Records to use:
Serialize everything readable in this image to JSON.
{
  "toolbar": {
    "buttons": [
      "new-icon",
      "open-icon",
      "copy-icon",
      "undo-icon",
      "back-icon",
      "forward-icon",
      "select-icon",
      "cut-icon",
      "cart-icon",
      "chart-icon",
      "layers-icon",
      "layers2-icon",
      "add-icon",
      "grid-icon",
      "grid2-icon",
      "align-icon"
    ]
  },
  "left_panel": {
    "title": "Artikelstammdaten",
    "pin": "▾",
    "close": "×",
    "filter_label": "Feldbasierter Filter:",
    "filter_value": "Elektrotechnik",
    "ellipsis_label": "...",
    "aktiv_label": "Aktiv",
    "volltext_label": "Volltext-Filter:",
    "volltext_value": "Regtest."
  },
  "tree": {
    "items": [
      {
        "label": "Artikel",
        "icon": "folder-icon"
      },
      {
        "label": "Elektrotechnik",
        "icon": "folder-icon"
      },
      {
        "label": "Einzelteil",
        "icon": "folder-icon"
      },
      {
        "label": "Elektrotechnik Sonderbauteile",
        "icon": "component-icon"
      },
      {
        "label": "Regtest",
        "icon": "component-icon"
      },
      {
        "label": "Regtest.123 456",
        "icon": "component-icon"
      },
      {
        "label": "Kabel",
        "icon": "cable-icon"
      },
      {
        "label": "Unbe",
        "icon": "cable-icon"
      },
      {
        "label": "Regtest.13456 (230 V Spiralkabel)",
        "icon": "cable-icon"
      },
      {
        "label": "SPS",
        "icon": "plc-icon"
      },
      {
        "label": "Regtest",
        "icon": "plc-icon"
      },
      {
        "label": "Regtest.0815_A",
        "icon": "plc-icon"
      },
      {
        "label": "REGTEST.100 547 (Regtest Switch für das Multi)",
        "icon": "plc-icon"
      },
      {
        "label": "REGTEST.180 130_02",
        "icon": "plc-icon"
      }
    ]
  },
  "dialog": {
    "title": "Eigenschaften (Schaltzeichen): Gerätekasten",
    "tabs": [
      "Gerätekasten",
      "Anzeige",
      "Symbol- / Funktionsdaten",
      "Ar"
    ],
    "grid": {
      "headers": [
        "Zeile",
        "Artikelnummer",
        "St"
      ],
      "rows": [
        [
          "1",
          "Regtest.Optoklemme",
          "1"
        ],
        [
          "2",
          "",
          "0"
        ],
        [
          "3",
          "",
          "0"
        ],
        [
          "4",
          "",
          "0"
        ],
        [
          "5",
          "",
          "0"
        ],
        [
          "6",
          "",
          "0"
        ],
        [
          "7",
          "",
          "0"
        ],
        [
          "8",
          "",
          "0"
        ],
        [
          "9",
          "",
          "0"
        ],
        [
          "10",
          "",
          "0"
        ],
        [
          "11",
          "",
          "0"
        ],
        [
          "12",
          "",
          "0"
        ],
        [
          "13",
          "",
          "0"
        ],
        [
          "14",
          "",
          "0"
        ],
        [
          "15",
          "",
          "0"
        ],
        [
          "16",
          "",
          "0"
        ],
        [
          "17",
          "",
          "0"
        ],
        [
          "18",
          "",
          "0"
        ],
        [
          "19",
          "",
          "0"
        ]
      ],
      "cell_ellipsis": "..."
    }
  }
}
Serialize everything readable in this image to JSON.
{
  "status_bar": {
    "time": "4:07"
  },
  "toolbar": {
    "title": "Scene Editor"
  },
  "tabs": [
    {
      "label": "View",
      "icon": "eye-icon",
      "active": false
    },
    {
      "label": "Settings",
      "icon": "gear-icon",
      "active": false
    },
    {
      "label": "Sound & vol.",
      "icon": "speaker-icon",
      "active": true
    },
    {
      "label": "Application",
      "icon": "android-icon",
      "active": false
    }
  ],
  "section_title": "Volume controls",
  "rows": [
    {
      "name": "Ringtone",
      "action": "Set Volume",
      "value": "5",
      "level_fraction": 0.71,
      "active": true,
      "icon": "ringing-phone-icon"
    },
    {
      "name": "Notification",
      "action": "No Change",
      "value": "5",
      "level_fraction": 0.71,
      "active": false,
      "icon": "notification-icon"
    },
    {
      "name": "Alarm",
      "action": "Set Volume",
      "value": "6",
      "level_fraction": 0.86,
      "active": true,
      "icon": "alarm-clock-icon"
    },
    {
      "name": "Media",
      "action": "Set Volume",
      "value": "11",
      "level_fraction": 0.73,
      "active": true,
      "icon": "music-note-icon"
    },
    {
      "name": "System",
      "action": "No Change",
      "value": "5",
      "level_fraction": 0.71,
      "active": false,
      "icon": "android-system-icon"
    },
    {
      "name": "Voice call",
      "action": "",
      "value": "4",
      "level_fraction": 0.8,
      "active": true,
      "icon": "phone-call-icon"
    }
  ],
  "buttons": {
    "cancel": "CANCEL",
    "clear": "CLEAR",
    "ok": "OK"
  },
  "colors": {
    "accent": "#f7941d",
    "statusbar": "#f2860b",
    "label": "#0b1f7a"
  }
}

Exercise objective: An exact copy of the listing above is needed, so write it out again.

Solution for this problem:
Serialize everything readable in this image to JSON.
{
  "toolbar": {
    "buttons": [
      "new-icon",
      "open-icon",
      "copy-icon",
      "undo-icon",
      "back-icon",
      "forward-icon",
      "select-icon",
      "cut-icon",
      "cart-icon",
      "chart-icon",
      "layers-icon",
      "layers2-icon",
      "add-icon",
      "grid-icon",
      "grid2-icon",
      "align-icon"
    ]
  },
  "left_panel": {
    "title": "Artikelstammdaten",
    "pin": "▾",
    "close": "×",
    "filter_label": "Feldbasierter Filter:",
    "filter_value": "Elektrotechnik",
    "ellipsis_label": "...",
    "aktiv_label": "Aktiv",
    "volltext_label": "Volltext-Filter:",
    "volltext_value": "Regtest."
  },
  "tree": {
    "items": [
      {
        "label": "Artikel",
        "icon": "folder-icon"
      },
      {
        "label": "Elektrotechnik",
        "icon": "folder-icon"
      },
      {
        "label": "Einzelteil",
        "icon": "folder-icon"
      },
      {
        "label": "Elektrotechnik Sonderbauteile",
        "icon": "component-icon"
      },
      {
        "label": "Regtest",
        "icon": "component-icon"
      },
      {
        "label": "Regtest.123 456",
        "icon": "component-icon"
      },
      {
        "label": "Kabel",
        "icon": "cable-icon"
      },
      {
        "label": "Unbe",
        "icon": "cable-icon"
      },
      {
        "label": "Regtest.13456 (230 V Spiralkabel)",
        "icon": "cable-icon"
      },
      {
        "label": "SPS",
        "icon": "plc-icon"
      },
      {
        "label": "Regtest",
        "icon": "plc-icon"
      },
      {
        "label": "Regtest.0815_A",
        "icon": "plc-icon"
      },
      {
        "label": "REGTEST.100 547 (Regtest Switch für das Multi)",
        "icon": "plc-icon"
      },
      {
        "label": "REGTEST.180 130_02",
        "icon": "plc-icon"
      }
    ]
  },
  "dialog": {
    "title": "Eigenschaften (Schaltzeichen): Gerätekasten",
    "tabs": [
      "Gerätekasten",
      "Anzeige",
      "Symbol- / Funktionsdaten",
      "Ar"
    ],
    "grid": {
      "headers": [
        "Zeile",
        "Artikelnummer",
        "St"
      ],
      "rows": [
        [
          "1",
          "Regtest.Optoklemme",
          "1"
        ],
        [
          "2",
          "",
          "0"
        ],
        [
          "3",
          "",
          "0"
        ],
        [
          "4",
          "",
          "0"
        ],
        [
          "5",
          "",
          "0"
        ],
        [
          "6",
          "",
          "0"
        ],
        [
          "7",
          "",
          "0"
        ],
        [
          "8",
          "",
          "0"
        ],
        [
          "9",
          "",
          "0"
        ],
        [
          "10",
          "",
          "0"
        ],
        [
          "11",
          "",
          "0"
        ],
        [
          "12",
          "",
          "0"
        ],
        [
          "13",
          "",
          "0"
        ],
        [
          "14",
          "",
          "0"
        ],
        [
          "15",
          "",
          "0"
        ],
        [
          "16",
          "",
          "0"
        ],
        [
          "17",
          "",
          "0"
        ],
        [
          "18",
          "",
          "0"
        ],
        [
          "19",
          "",
          "0"
        ]
      ],
      "cell_ellipsis": "..."
    }
  }
}
Serialize everything readable in this image to JSON.
{
  "status_bar": {
    "time": "4:07"
  },
  "toolbar": {
    "title": "Scene Editor"
  },
  "tabs": [
    {
      "label": "View",
      "icon": "eye-icon",
      "active": false
    },
    {
      "label": "Settings",
      "icon": "gear-icon",
      "active": false
    },
    {
      "label": "Sound & vol.",
      "icon": "speaker-icon",
      "active": true
    },
    {
      "label": "Application",
      "icon": "android-icon",
      "active": false
    }
  ],
  "section_title": "Volume controls",
  "rows": [
    {
      "name": "Ringtone",
      "action": "Set Volume",
      "value": "5",
      "level_fraction": 0.71,
      "active": true,
      "icon": "ringing-phone-icon"
    },
    {
      "name": "Notification",
      "action": "No Change",
      "value": "5",
      "level_fraction": 0.71,
      "active": false,
      "icon": "notification-icon"
    },
    {
      "name": "Alarm",
      "action": "Set Volume",
      "value": "6",
      "level_fraction": 0.86,
      "active": true,
      "icon": "alarm-clock-icon"
    },
    {
      "name": "Media",
      "action": "Set Volume",
      "value": "11",
      "level_fraction": 0.73,
      "active": true,
      "icon": "music-note-icon"
    },
    {
      "name": "System",
      "action": "No Change",
      "value": "5",
      "level_fraction": 0.71,
      "active": false,
      "icon": "android-system-icon"
    },
    {
      "name": "Voice call",
      "action": "",
      "value": "4",
      "level_fraction": 0.8,
      "active": true,
      "icon": "phone-call-icon"
    }
  ],
  "buttons": {
    "cancel": "CANCEL",
    "clear": "CLEAR",
    "ok": "OK"
  },
  "colors": {
    "accent": "#f7941d",
    "statusbar": "#f2860b",
    "label": "#0b1f7a"
  }
}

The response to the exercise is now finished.